I've read about a number of Sir Chris Bonington's mountaineering expeditions but this book offers so much more than an account of such trips. Indeed, to write this book he must have experienced an intense adventure into his own soul. No stone is left unturned as Sir Chris writes about moments of great joy, fear, love and loss. It really is an incredible life which has been led but he does not hold back when considering the impact upon his family, accepting that ultimately the life of a serial adventurer must be a selfish one. Also for someone who is considered a kind of action hero it is perhaps reassuring to find that he has often lacked confidence and felt insecure, both as a young boy and later in life. The journey from extreme mountaineering to struggling to look after his Wife during her illness is sobering and make it very clear that his true loyalties were always closer to home. The narration was very good being soft and easy to listen to. I didn't find it difficult to picture the great man as I listened to it on my drive into work. I have always believed that Sir Chris' life has inspired millions around the world to seek joy in the natural environment and the company of friends. I am sure that this great book will continue to do this.
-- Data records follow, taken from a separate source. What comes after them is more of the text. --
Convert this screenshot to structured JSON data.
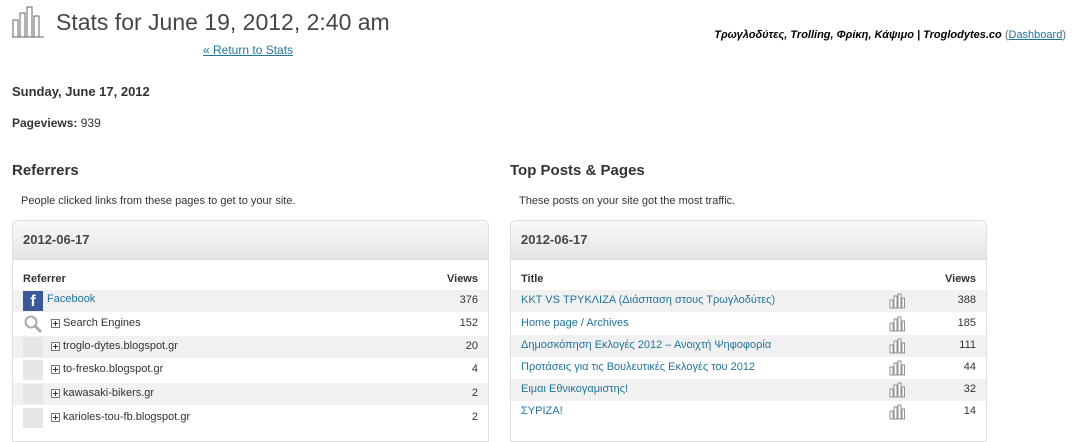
{
  "header": {
    "title": "Stats for June 19, 2012, 2:40 am",
    "return_link": "« Return to Stats",
    "site_name": "Τρωγλοδύτες, Trolling, Φρίκη, Κάψιμο | Troglodytes.co",
    "dashboard_link": "Dashboard"
  },
  "summary": {
    "day": "Sunday, June 17, 2012",
    "pageviews_label": "Pageviews:",
    "pageviews_value": "939"
  },
  "referrers": {
    "title": "Referrers",
    "description": "People clicked links from these pages to get to your site.",
    "date": "2012-06-17",
    "col_referrer": "Referrer",
    "col_views": "Views",
    "rows": [
      {
        "label": "Facebook",
        "views": "376",
        "icon": "facebook-icon",
        "link": true
      },
      {
        "label": "Search Engines",
        "views": "152",
        "icon": "magnifier-icon",
        "expandable": true
      },
      {
        "label": "troglo-dytes.blogspot.gr",
        "views": "20",
        "expandable": true
      },
      {
        "label": "to-fresko.blogspot.gr",
        "views": "4",
        "expandable": true
      },
      {
        "label": "kawasaki-bikers.gr",
        "views": "2",
        "expandable": true
      },
      {
        "label": "karioles-tou-fb.blogspot.gr",
        "views": "2",
        "expandable": true
      }
    ]
  },
  "top_posts": {
    "title": "Top Posts & Pages",
    "description": "These posts on your site got the most traffic.",
    "date": "2012-06-17",
    "col_title": "Title",
    "col_views": "Views",
    "rows": [
      {
        "label": "ΚΚΤ VS ΤΡΥΚΛΙΖΑ (Διάσπαση στους Τρωγλοδύτες)",
        "views": "388"
      },
      {
        "label": "Home page / Archives",
        "views": "185"
      },
      {
        "label": "Δημοσκόπηση Εκλογές 2012 – Ανοιχτή Ψηφοφορία",
        "views": "111"
      },
      {
        "label": "Προτάσεις για τις Βουλευτικές Εκλογές του 2012",
        "views": "44"
      },
      {
        "label": "Ειμαι Εθνικογαμιστης!",
        "views": "32"
      },
      {
        "label": "ΣΥΡΙΖΑ!",
        "views": "14"
      }
    ]
  }
}
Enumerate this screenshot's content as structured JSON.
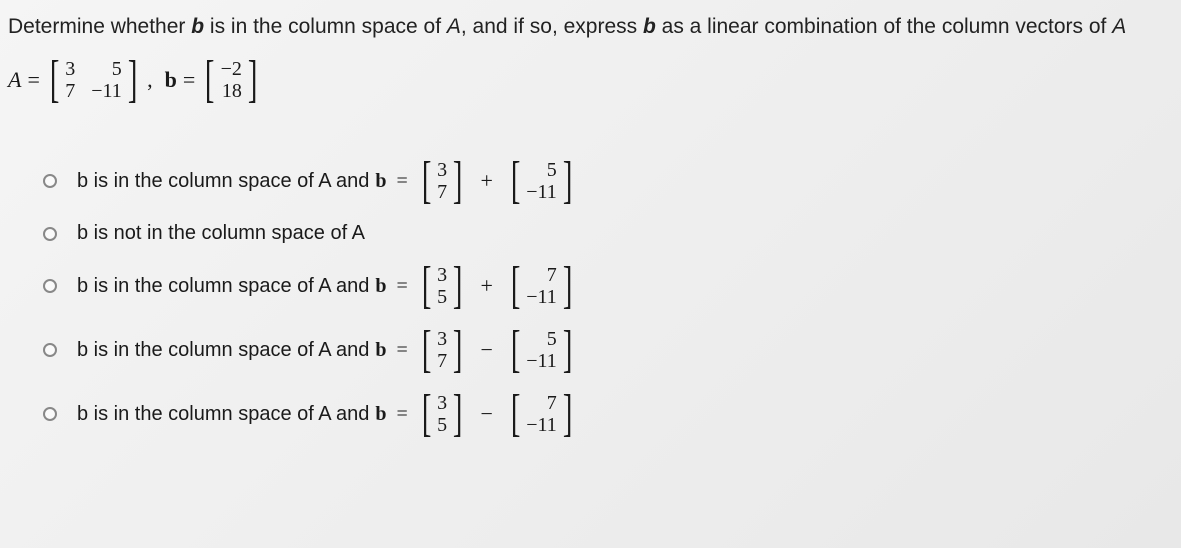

3 of 3 people found this review helpful
By C. Hart on 01-17-18
I finished this book unconvinced that Bonnington had actually tried give an honest account of his character. The public persona of a nice chap, and his constant reference to the great love and friendship of those around him seem to be at odds with the way in which all of these were ditched immediately when the next opportunity for a jolly came along. And this is where this fails as an autobiography. I moved between admiration of someone not taking a conventional route in life, but then lost this as no recognition was apparent that he was only able to do this as he is from a privileged background. Bach to admiration of someone who managed to turn his hobby into a way of avoiding work in the real world, which of course those not born into such privilege dream of, but without a real understanding of how lucky he had been. A man who wanted the freedom to follow his own path, but also wanted the conventional things such as wife and family but no real care for the impact this freedom had on them. I therefore finished without clear understanding of the man, which is surely the point of an autobiography.
3 of 4 people found this review helpful